In addition to bold, sparkly, colorful eye makeup, we saw lots of '80s-inspired hairstyles, from gelled-back to big and poufy; scarves used as hair accessories in various ways; slick rope braids and even a few circa-1995 darkly lined lips (also very Maddy).
Ahead, six standout hair and makeup trends that dominated the NYFW Spring 2020 runways.
While we have seen the occasional designer experiment with "glitter tears" or colorful eyeliner in past seasons, never has a statement eye look been so prominent in a single fashion week — many of which Jules or Maddy would wear in a heartbeat.
"The idea is to channel your inner artist," said Maybelline New York's Global Makeup Artist Erin Parsons of the Christian Siriano eye look, which she achieved using a mix of fingertips and brushes to lend lids an "organic" and "painterly" feel. At Laquan Smith, Sir John used liner and palettes by Uomo Beauty to make the eyes a focal point, focusing on a "feline" shape, while keeping the lips more neutral, as was the case with most of these looks. At Christian Cowan, Isamaya Ffrench began by coating the lids, past the eyebrow and under-eye area, in a mixture of Mac's Silver Hologram Glitter and Mixing Medium Shine, then placing the brand's Star Glitter all over.
Hair wrapped in scarves
At Kate Spade, hairstylist James Pecis was inspired by the collection's "city safari" vibe, creating a relaxed look by blowing out the hair, pulling it into a low ponytail, putting it into a rope braid and pinning that into a chignon before wrapping the headscarf around it, tying it at the bottom. At Brandon Maxwell, Black models wore either sleek cornrows or silky durag headscarves. And at Jonathan Cohen, Bumble and Bumble Global Fashion Director Laurent Philippon braided Cohen's fabrics into rope braids (another trend), beginning by wrapping the fabric around the base of the ponytail then using it to tie off the braid.
Gelled-back '80s hair
Tyler aptly described this season's Proenza Schouler girl as "the female Patrick Bateman," and that was largely achieved with the models' gelled-back hair. Redken's Guido Palau accomplished this look by first blowdrying hair back away from the face, straightening it with a flat iron, then applying the brand's Hardwear 16 gel through the front of the hair to create a wet texture, followed by hairspray.
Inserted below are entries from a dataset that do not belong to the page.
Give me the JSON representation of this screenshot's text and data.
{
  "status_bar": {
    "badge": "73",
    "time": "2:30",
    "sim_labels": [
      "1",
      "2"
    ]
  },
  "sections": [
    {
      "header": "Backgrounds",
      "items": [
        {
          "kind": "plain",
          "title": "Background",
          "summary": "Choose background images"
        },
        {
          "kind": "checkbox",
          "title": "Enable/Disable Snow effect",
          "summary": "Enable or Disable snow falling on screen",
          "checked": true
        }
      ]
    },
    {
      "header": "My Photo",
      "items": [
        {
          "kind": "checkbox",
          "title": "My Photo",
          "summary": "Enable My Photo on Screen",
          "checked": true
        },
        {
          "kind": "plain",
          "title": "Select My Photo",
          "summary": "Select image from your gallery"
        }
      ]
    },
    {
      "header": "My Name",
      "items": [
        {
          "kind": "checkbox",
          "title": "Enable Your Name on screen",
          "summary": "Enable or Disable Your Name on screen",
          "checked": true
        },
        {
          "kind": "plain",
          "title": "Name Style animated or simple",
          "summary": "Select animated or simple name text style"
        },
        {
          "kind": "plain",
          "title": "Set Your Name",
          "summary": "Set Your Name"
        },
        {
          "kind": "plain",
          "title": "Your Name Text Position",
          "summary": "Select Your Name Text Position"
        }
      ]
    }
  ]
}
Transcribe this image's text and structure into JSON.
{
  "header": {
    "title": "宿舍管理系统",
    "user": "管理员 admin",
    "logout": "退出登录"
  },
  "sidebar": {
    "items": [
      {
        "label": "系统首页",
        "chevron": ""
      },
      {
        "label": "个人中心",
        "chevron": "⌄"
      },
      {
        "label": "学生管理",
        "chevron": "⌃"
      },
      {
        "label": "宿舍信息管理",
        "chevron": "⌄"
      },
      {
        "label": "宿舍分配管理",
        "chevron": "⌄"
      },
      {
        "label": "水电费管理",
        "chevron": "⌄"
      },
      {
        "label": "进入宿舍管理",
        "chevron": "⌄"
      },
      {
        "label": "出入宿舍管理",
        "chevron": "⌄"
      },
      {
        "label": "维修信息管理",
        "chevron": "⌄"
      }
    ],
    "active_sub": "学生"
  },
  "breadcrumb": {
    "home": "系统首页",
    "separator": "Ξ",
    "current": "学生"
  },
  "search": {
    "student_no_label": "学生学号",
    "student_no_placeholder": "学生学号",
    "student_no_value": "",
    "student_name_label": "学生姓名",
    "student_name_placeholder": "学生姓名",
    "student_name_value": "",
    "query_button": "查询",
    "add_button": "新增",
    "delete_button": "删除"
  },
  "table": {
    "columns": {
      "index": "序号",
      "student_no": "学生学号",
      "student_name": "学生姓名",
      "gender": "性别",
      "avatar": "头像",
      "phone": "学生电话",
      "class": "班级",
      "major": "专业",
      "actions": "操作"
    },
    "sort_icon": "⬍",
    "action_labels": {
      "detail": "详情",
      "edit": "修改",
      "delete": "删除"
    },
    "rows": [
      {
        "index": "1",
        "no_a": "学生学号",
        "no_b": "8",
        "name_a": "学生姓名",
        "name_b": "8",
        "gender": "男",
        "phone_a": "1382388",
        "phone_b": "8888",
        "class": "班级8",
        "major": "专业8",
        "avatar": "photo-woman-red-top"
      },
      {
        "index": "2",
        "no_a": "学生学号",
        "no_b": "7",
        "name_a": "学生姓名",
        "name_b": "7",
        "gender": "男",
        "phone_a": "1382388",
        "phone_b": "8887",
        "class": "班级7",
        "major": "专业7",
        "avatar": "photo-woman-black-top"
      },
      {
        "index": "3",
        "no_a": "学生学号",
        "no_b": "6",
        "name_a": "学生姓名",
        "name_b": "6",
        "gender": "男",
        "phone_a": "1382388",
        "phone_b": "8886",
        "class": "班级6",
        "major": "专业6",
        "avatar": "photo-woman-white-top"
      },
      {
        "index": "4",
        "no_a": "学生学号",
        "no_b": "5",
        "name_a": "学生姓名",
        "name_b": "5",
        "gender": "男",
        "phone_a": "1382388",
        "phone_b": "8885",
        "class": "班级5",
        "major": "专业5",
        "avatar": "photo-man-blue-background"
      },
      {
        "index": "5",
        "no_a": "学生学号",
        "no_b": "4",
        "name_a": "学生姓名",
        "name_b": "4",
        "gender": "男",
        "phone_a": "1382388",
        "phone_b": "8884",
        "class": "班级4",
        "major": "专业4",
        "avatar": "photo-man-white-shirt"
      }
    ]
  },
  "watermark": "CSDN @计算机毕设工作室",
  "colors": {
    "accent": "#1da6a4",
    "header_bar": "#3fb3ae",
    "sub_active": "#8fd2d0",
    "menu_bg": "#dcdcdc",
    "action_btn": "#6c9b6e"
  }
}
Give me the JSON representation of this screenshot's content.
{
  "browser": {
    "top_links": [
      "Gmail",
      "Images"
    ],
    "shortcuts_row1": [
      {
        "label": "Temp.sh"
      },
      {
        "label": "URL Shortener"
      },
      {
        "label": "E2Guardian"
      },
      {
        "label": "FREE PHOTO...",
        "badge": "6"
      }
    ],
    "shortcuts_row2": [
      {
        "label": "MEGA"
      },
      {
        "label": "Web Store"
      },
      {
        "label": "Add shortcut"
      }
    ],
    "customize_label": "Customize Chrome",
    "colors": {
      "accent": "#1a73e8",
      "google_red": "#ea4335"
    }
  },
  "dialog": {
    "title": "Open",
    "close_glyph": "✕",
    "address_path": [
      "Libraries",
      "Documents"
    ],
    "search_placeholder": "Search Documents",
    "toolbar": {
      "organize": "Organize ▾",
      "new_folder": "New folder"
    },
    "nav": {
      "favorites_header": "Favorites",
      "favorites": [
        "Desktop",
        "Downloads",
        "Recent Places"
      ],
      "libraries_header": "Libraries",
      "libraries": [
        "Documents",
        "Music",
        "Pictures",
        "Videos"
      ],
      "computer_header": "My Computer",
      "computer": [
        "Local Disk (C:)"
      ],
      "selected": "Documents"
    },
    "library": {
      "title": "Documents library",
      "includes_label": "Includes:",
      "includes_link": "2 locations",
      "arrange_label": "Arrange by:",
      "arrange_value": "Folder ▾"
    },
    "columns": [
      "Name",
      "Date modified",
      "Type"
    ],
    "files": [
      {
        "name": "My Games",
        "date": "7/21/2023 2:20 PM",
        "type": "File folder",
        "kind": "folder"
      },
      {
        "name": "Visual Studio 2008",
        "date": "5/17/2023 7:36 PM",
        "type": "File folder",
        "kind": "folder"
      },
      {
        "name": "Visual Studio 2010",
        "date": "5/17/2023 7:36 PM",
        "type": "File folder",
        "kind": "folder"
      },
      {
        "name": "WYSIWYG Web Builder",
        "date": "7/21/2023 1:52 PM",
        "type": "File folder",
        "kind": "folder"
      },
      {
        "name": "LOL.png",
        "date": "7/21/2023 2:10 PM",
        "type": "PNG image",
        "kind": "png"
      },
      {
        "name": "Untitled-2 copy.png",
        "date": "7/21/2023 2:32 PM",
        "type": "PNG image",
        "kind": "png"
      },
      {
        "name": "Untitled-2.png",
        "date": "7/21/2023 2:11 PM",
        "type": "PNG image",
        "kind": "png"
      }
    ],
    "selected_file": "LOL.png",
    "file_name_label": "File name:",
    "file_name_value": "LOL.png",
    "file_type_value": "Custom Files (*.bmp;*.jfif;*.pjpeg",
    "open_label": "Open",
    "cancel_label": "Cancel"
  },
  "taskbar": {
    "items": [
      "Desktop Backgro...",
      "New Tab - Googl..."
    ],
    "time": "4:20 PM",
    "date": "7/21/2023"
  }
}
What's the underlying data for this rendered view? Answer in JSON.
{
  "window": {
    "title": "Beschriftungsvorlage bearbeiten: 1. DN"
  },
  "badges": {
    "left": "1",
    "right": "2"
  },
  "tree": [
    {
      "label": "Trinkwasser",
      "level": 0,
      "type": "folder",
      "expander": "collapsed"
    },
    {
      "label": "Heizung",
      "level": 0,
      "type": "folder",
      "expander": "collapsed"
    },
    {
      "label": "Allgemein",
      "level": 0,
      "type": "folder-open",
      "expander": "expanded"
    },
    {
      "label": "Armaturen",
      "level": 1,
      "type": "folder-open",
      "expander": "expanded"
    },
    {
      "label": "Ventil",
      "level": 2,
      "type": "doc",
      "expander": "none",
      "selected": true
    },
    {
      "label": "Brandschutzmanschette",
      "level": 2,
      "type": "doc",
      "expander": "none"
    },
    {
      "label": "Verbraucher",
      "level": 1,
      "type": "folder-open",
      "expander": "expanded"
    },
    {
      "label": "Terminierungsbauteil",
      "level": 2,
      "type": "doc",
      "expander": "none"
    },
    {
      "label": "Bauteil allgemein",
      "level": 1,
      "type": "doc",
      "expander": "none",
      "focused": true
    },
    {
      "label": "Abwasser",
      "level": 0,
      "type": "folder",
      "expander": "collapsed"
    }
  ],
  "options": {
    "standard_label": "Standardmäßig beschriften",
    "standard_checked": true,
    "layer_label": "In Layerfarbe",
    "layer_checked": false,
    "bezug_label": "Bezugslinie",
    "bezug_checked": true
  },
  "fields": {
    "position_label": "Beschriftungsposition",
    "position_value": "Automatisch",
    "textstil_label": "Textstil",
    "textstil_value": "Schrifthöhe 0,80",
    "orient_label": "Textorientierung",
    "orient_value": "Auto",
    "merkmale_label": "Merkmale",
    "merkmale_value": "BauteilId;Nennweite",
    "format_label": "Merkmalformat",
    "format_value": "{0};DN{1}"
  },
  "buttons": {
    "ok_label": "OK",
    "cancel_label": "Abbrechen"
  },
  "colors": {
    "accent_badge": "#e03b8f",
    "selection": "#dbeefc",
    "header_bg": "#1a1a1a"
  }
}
Similar looks could be found at Christian Cowan, Gabriela Hearst, Prabal Gurung, Sies Marjan and even Tory Burch. When left down, many of them had a Sloane Peterson effect, while Burch's girls had a drier hair look inspired by Princess Diana.
Big, extreme '80s hair
On the other end of the '80s hair spectrum were looks that were all about volume and height. At Jeremy Scott, models wore candy-colored wigs cut into various shapes, inspired by "Jem and the Holograms." In what was easily the week's wildest and most conceptual hair look, Tomo Koizumi featured extremely vertiginous cone-shaped hair achieved by Guido Palau, foam cones and probably a literal ton of Redken Triple Pure 32 hairspray. Inspired by "a circus-meets-alien-meets-medieval vibe" per a press release, the hair look at Christopher John Rogers was also all about volume and drama. Naeemah LaFond, Global Artistic Director of Amika, achieved the look through a combination of backcombing, hairspray and carefully hidden hairpins.
In more of a micro-trend, a few of NYFW's buzziest designers revived the '90s makeup trend of lining your lips in a significantly darker shade than the rest of your lips. The Christopher John Rogers makeup team had the most fun with it, using various shades of liner as opposed to the typical brown.
Ditch your long ponytail and try a long braid instead. At Christian Siriano, the hair was literally inspired by Gigi Hadid. Odile Gilbert started with a high, tight pony, but a loose braid with texture and body. At Ulla Johnson, rope braids were used to create a "youthful, simple and playful" look according to Aveda's Bob Recine. He used hair spray while braiding to prevent loose ends and flyaways. At Gabriela Hearst, rope braids were tied up unto chignons.